   it is similarly found if the wavethrough emitted just after this jth wavefront must add to the disturbance being evaluated:      That wavethrough was emitted at th(j) = t(j) + [t(j+1) - t(j)]/2

the deficit of aetherinos emitted at th(j) and reaching the detector at the end of the pertinent interval of detection have a speed vhSLOW = d/( T0+i*3/(24n) - th(j) )

the aetherinos emitted at t(j) and reaching the detector at the beginning of the pertinent interval of detection have a speed vhFAST = d/( T0+(i-1)*3/(24n) - th(j) )

if both speeds are within the limiting aetherino speeds that have been defined to contribute, i.e.

if vhSLOW > a*V and  vhFAST < b*V   then the following contribution is added to the disturbance of the pertinent detection interval:  -vh3 Exp[- 2vh/V] where vh = d / (T0+(i-1)*3/(24n) + (1/2) 3/(24n)- th(j) )


(c) Finally the 24 outputs are printed in the debug window of the VisualBasic6 interpreter in an adequate format to be easily copied and pasted into a Mathematica ListPlot:

Debug.Print "{"; T0+(i-1)*3/(24n) +0.5* 3/(24n); ","; Format(disturbance(i), "0.##########"); "},";

All the graphics below correspond to a distribution with V = 0.4 and to an emitted frequency  n=1. 

All the graphics below correspond to  (1-K) = 0.02 , except Fig[6A-11]  for which a smaller "coherence" has been tried taking (1-K) = 0.2

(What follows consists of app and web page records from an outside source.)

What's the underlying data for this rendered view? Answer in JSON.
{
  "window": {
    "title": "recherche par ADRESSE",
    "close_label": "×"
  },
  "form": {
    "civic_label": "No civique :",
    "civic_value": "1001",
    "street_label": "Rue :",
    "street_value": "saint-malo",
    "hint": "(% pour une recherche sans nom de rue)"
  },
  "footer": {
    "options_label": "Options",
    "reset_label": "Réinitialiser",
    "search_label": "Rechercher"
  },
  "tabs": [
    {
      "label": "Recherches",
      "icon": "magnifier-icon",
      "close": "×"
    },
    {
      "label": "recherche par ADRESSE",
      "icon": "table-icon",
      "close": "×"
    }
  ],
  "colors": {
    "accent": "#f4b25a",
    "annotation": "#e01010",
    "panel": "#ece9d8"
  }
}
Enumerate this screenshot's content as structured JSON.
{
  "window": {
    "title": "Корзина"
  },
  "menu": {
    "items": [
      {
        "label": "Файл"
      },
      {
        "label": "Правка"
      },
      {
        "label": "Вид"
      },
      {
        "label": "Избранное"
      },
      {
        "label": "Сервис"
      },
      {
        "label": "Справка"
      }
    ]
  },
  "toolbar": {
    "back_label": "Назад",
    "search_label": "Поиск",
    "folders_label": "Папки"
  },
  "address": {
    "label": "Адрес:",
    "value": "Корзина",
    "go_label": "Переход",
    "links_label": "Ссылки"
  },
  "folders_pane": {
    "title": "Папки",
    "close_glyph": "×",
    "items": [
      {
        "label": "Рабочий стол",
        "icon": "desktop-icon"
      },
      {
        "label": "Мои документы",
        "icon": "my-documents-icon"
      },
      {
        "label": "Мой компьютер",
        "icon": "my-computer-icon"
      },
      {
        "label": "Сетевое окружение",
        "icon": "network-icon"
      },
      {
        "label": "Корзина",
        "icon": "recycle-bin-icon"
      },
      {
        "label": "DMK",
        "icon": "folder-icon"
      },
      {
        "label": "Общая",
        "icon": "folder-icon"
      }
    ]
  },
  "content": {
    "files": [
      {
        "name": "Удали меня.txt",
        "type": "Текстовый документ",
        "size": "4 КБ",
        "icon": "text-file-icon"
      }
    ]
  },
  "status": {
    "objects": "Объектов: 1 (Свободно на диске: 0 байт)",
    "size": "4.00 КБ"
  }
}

All the graphics below represent the "disturbance" (or aetherinical impulse) received by the detector as a function of time T. As said above the observation time (horizontal axis) spans a time interval equal to 3/n (i.e. equal to three times the period of the emitted wave). To evaluate the detected "disturbance" it has been assumed that an aetherino produces an impulse (or momentum increase) proportional to the velocity v of the aetherino relative to the detector. Similarly a "deficit" aetherino of velocity v (in respect to the average number of aetherinos of velocity v in an "undisturbed" aether) is assumed to produce on the detector an impulse proportional to –v.

d = distance between emitter and detector

Only the contribution of those aetherinos of speeds v such that (a V) < v < (b V) has been added to the disturbance. (V is the speed for which the emitted   wavefronts have a maximum number of aetherinos).

[6A-5]                          output Amplitude = 0.86 *10-4

[6A-6]                          output  Amplitude = 0.85 *10-4

[6A-7]                          output Amplitude = 0.85 *10-4

[6A-8]                           output Amplitude = 1.6 *10-3

[6A-9]                          output Amplitude = 0.9 *10-2

[6A-10]                         output Amplitude = 3.55 *10-6

[6A-11]                          output Amplitude = 0.85 *10-4